An initiation into nobility

This has got to be the best reunion dinner we have had all these years for Chinese New Year. The restaurant was well-lit and spacious, the food was not only tasty but they were also very fresh — the prawn shells actually stuck to their flesh which meant they were really fresh. From the way the yusheng was topped off with fried enoki mushroom to the sharksfin being presented in fragrant young coconut shells to the skeletal pomfret looking like a piece of art to the glutinous rice and abalone being served in baby pumpkins, each dish tasted as good as they looked. To end the evening, we had a choice of two desserts, mochi and glutinous rice balls and aloe vera with dried longan. It was truly a meal to remember and so very appropriate as a reunion dinner meal for Chinese New Year.

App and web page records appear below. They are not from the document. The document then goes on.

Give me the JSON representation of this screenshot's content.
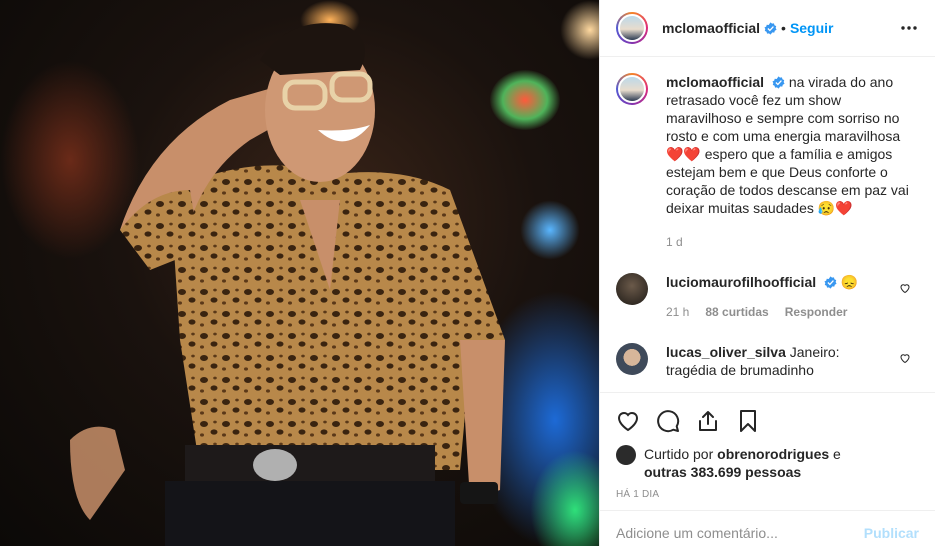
{
  "post": {
    "username": "mcloma official",
    "follow_label": "Seguir",
    "separator": "•"
  },
  "caption": {
    "username": "mclomaofficial",
    "text": "na virada do ano retrasado você fez um show maravilhoso e sempre com sorriso no rosto e com uma energia maravilhosa ❤️❤️ espero que a família e amigos estejam bem e que Deus conforte o coração de todos descanse em paz vai deixar muitas saudades 😥❤️",
    "time": "1 d"
  },
  "comments": [
    {
      "username": "luciomaurofilhoofficial",
      "text": "😞",
      "time": "21 h",
      "likes": "88 curtidas",
      "reply": "Responder",
      "verified": true
    },
    {
      "username": "lucas_oliver_silva",
      "text": "Janeiro: tragédia de brumadinho",
      "verified": false
    }
  ],
  "likes": {
    "prefix": "Curtido por ",
    "user": "obrenorodrigues",
    "middle": " e",
    "others": "outras 383.699 pessoas"
  },
  "timeago": "HÁ 1 DIA",
  "add_comment": {
    "placeholder": "Adicione um comentário...",
    "post_label": "Publicar"
  },
  "colors": {
    "accent": "#0095f6",
    "muted": "#8e8e8e",
    "heart": "#ed4956"
  },
  "icons": [
    "ellipsis-icon",
    "verified-icon",
    "heart-icon",
    "comment-icon",
    "share-icon",
    "bookmark-icon"
  ]
}
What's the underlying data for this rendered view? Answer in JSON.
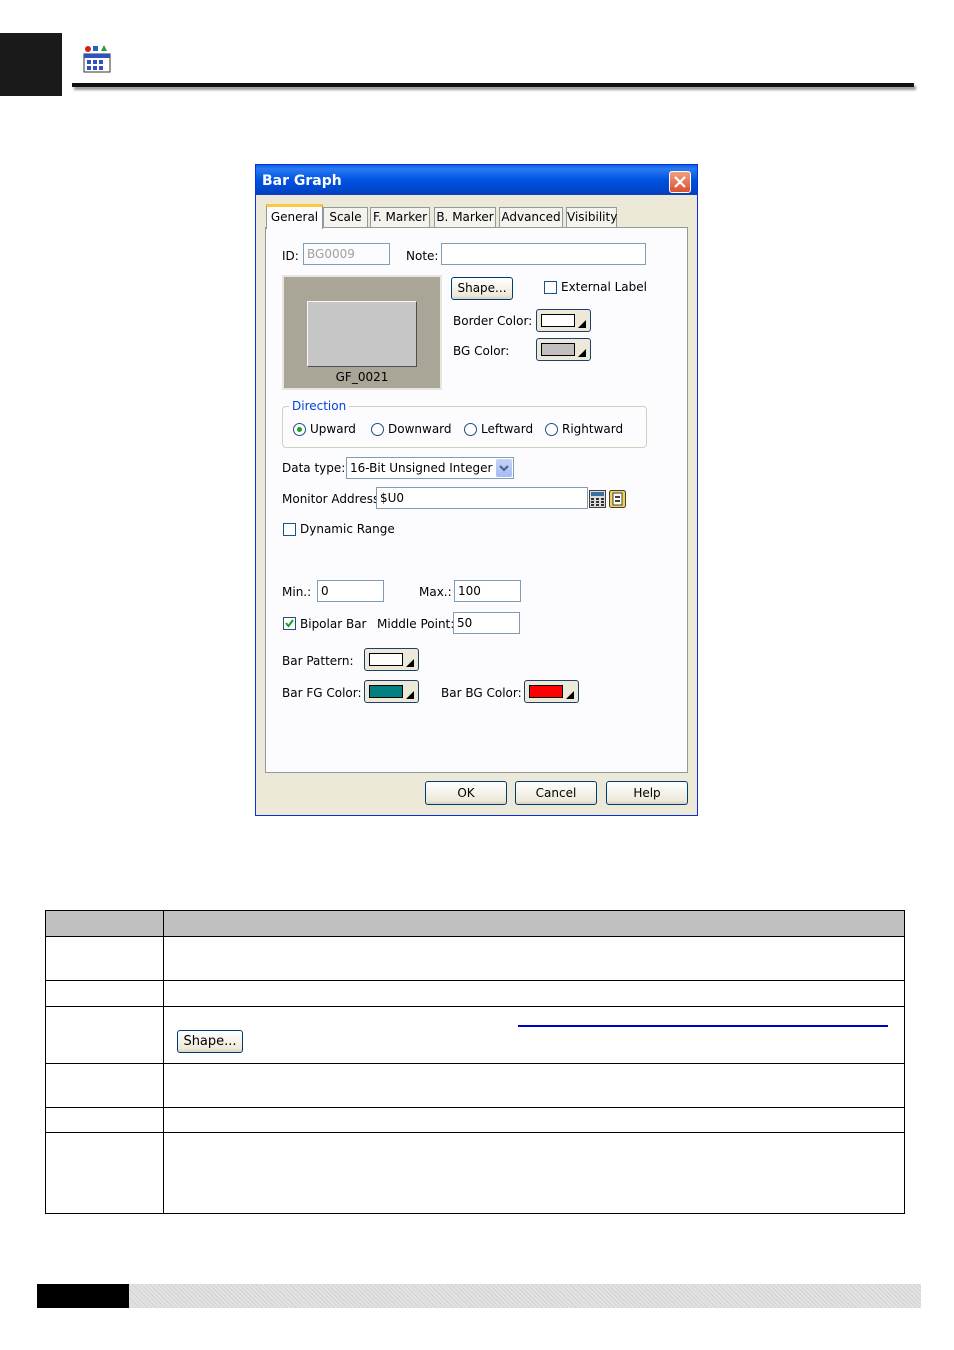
{
  "dialog": {
    "title": "Bar Graph",
    "tabs": [
      "General",
      "Scale",
      "F. Marker",
      "B. Marker",
      "Advanced",
      "Visibility"
    ],
    "id_label": "ID:",
    "id_value": "BG0009",
    "note_label": "Note:",
    "note_value": "",
    "shape_button": "Shape...",
    "external_label": "External Label",
    "external_label_checked": false,
    "shape_preview_caption": "GF_0021",
    "border_color_label": "Border Color:",
    "border_color": "#ffffff",
    "bg_color_label": "BG Color:",
    "bg_color": "#c0c0c0",
    "direction_label": "Direction",
    "directions": [
      "Upward",
      "Downward",
      "Leftward",
      "Rightward"
    ],
    "direction_selected": "Upward",
    "data_type_label": "Data type:",
    "data_type_value": "16-Bit Unsigned Integer",
    "monitor_address_label": "Monitor Address:",
    "monitor_address_value": "$U0",
    "dynamic_range_label": "Dynamic Range",
    "dynamic_range_checked": false,
    "min_label": "Min.:",
    "min_value": "0",
    "max_label": "Max.:",
    "max_value": "100",
    "bipolar_label": "Bipolar Bar",
    "bipolar_checked": true,
    "middle_point_label": "Middle Point:",
    "middle_point_value": "50",
    "bar_pattern_label": "Bar Pattern:",
    "bar_pattern_color": "#ffffff",
    "bar_fg_label": "Bar FG Color:",
    "bar_fg_color": "#008080",
    "bar_bg_label": "Bar BG Color:",
    "bar_bg_color": "#ff0000",
    "ok_button": "OK",
    "cancel_button": "Cancel",
    "help_button": "Help"
  },
  "table": {
    "shape_button": "Shape..."
  },
  "colors": {
    "title_bar": "#0053e1",
    "accent_tab": "#ffc83c",
    "table_header": "#c0c0c0",
    "link": "#0000cc"
  },
  "icons": [
    "object-tool-icon",
    "close-icon",
    "dropdown-arrow-icon",
    "calculator-icon",
    "address-book-icon",
    "checkmark-icon"
  ]
}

I did a CNY series last year for 15 days of the Chinese New Year, beginning with the Eve. You are welcomed to view the series again. In it, I talked about why certain foods are served during Chinese New Year and what they represent. For convenience, I have linked the series here by day again. I suggest you view them by the day, rather than all at once.

Day 1, Day 2, Day 3, Day 4, Day 5, Day 6, Day 7, Day 8, Day 9, Day 10, Day 11, Day 12, Day 13, Day 14, Day 15.

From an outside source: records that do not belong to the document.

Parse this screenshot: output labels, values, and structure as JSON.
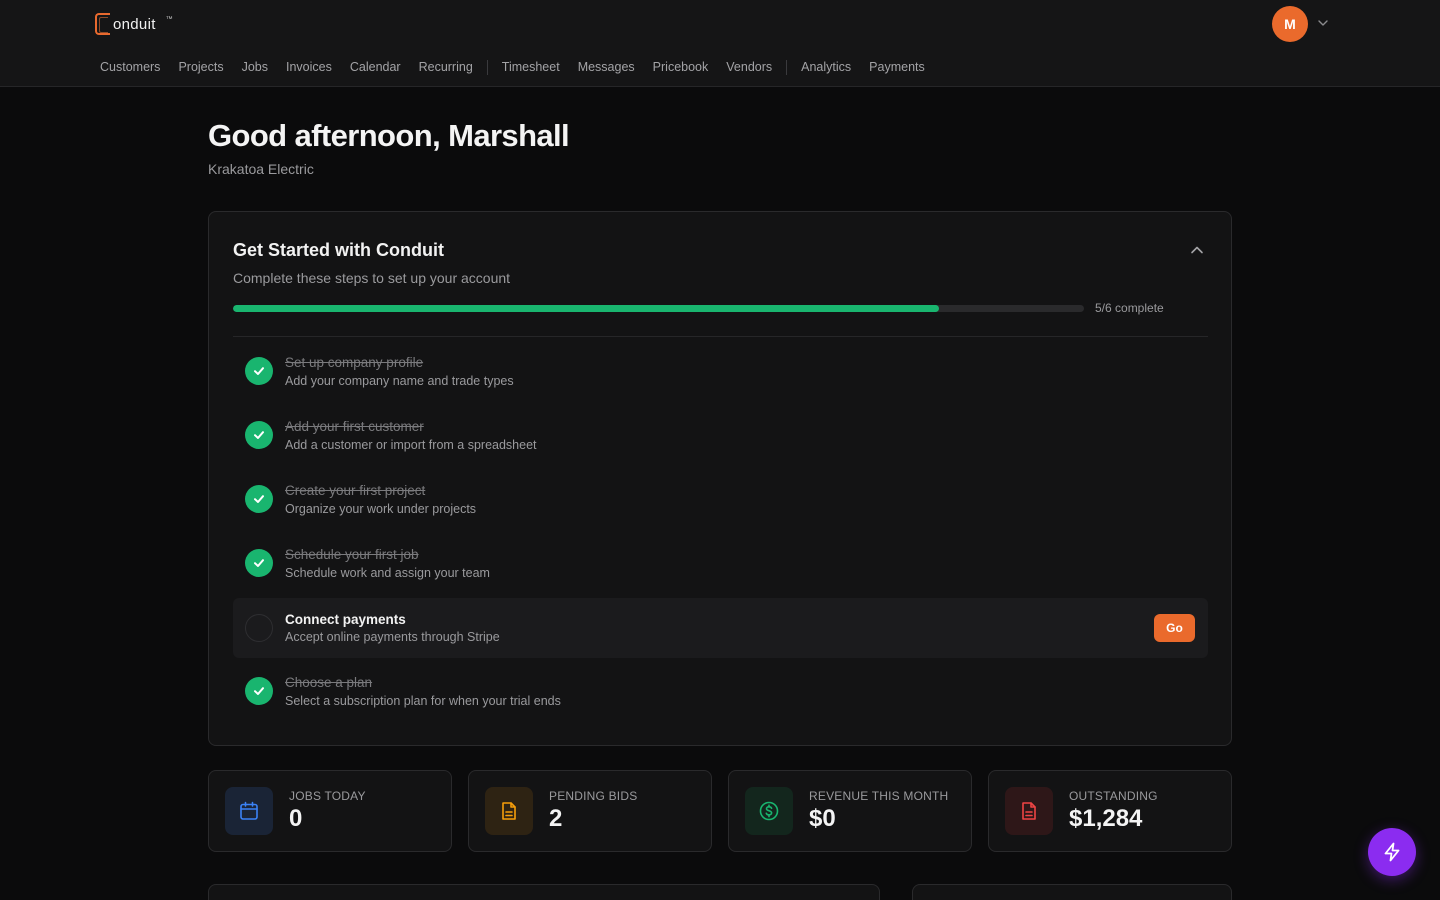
{
  "app": {
    "logo_text": "onduit",
    "trademark": "™",
    "user_initial": "M"
  },
  "nav": {
    "group1": [
      "Customers",
      "Projects",
      "Jobs",
      "Invoices",
      "Calendar",
      "Recurring"
    ],
    "group2": [
      "Timesheet",
      "Messages",
      "Pricebook",
      "Vendors"
    ],
    "group3": [
      "Analytics",
      "Payments"
    ]
  },
  "greeting": {
    "title": "Good afternoon, Marshall",
    "company": "Krakatoa Electric"
  },
  "onboarding": {
    "title": "Get Started with Conduit",
    "subtitle": "Complete these steps to set up your account",
    "progress_fraction": 0.83,
    "progress_text": "5/6 complete",
    "go_label": "Go",
    "steps": [
      {
        "title": "Set up company profile",
        "desc": "Add your company name and trade types",
        "done": true
      },
      {
        "title": "Add your first customer",
        "desc": "Add a customer or import from a spreadsheet",
        "done": true
      },
      {
        "title": "Create your first project",
        "desc": "Organize your work under projects",
        "done": true
      },
      {
        "title": "Schedule your first job",
        "desc": "Schedule work and assign your team",
        "done": true
      },
      {
        "title": "Connect payments",
        "desc": "Accept online payments through Stripe",
        "done": false
      },
      {
        "title": "Choose a plan",
        "desc": "Select a subscription plan for when your trial ends",
        "done": true
      }
    ]
  },
  "stats": [
    {
      "label": "JOBS TODAY",
      "value": "0",
      "icon": "calendar-icon",
      "color": "#3b82f6"
    },
    {
      "label": "PENDING BIDS",
      "value": "2",
      "icon": "document-icon",
      "color": "#f59e0b"
    },
    {
      "label": "REVENUE THIS MONTH",
      "value": "$0",
      "icon": "dollar-icon",
      "color": "#19b56f"
    },
    {
      "label": "OUTSTANDING",
      "value": "$1,284",
      "icon": "document-icon",
      "color": "#ef4444"
    }
  ],
  "colors": {
    "accent": "#ea6a2c",
    "success": "#19b56f",
    "fab": "#8b2cf0"
  }
}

The food that was served during the reunion dinner was served with a certain purpose in mind — to usher in wealth, family unity, goodwill and success in all our endeavours. So, here’s wishing all my readers, Chinese or otherwise, a Happy (Chinese) New Year to one and all! May you be blessed with wealth, health and may you prosper in every way!

This restaurant was voted the best restaurant in 2013 by Time Out Kuala Lumpur Food Awards. It serves Cantonese food.

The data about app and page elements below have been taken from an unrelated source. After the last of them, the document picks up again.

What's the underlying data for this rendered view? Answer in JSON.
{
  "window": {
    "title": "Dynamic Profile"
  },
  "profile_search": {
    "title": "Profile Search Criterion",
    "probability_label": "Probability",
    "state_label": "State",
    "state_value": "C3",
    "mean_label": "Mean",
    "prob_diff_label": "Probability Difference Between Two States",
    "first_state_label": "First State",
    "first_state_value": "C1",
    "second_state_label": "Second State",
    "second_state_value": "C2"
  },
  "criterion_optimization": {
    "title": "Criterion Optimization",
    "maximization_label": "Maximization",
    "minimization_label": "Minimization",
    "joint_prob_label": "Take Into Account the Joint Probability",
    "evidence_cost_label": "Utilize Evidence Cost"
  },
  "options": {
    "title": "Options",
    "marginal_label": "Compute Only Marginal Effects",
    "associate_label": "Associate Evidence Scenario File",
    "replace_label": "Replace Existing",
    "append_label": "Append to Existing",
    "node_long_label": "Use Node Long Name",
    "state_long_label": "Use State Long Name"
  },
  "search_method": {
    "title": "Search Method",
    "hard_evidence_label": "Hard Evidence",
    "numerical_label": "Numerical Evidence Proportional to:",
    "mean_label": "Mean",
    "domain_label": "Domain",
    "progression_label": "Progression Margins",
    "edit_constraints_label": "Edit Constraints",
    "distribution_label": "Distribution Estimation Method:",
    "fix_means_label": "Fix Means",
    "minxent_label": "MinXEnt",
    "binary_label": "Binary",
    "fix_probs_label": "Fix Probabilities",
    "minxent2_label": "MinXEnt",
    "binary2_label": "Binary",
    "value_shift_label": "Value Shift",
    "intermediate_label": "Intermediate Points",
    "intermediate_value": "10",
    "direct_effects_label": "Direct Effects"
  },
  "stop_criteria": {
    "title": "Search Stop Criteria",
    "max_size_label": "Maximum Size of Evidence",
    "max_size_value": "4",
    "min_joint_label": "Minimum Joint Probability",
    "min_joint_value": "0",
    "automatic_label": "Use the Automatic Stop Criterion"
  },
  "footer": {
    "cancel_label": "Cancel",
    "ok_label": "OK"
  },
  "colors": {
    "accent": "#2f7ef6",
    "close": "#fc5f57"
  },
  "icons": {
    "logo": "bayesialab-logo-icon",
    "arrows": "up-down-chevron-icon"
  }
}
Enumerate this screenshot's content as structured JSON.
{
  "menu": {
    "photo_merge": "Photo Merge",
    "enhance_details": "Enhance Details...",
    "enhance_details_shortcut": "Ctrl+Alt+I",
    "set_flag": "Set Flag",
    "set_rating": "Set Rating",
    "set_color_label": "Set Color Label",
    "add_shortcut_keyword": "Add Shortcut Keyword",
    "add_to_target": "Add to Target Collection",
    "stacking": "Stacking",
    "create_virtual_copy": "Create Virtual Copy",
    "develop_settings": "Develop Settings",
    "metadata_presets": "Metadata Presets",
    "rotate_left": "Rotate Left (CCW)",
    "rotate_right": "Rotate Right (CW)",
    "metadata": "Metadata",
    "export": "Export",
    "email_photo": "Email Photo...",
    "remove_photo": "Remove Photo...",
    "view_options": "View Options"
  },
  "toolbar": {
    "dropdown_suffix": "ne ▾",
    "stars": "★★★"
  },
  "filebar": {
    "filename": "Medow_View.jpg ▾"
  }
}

NOBLE MANSION,
P1-01, Level 1 Podium, Plaza 33,
No. 1 Jalan Kemajuan, Seksyen 13, 46200 Petaling Jaya,
Selangor Darul Ehsan.
Tel: 03-7932 3288, 03-7960 8992.

20140114-002658.jpg

Seared fresh salmon on the yusheng

20140114-002718.jpg

Adding in the sachets of spices.

20140114-002742.jpg

The whole dish was topped off with small bits of fried enoki mushroom which was very creative.

20140114-002753.jpg

Yusheng, after it had all been tossed and mixed.

20140114-002808.jpg

Sharks’ fin soup in a young coconut. The fragrance of the coconut was lovely. Apart from drinking the soup, one could also eat the coconut flesh if one wanted to. A novel way of serving traditional soup.

20140114-002819.jpg

Young suckling pig skin minus the meat. We don’t know where the meat went to. Underneath the skin were fresh mushrooms. Without the meat, it meant that we were not quite that full. I wonder what they did to the meat and we didn’t ask either.

20140114-002838.jpg

The skeletal pomfret that looked like a piece of art.

20140114-002849.jpg

Drunken prawns that were so fresh that the shells stuck to the flesh! On the menu, it read Tiger Prawns. But these prawns did not look like tiger prawns at all.

20140114-002905.jpg

Glutinous rice with abalone served in baby pumpkins. Another novel way of serving.

20140114-002917.jpg

Mochi and rice balls with sesame seeds.

20140114-002931.jpg

Aloe vera with fungus and bits of dried longan

20140114-004300.jpg

Advertisements

Leave a Reply

Fill in your details below or click an icon to log in:

WordPress.com Logo

You are commenting using your WordPress.com account. Log Out / Change )

Twitter picture

You are commenting using your Twitter account. Log Out / Change )

Facebook photo

You are commenting using your Facebook account. Log Out / Change )

Google+ photo

You are commenting using your Google+ account. Log Out / Change )

Connecting to %s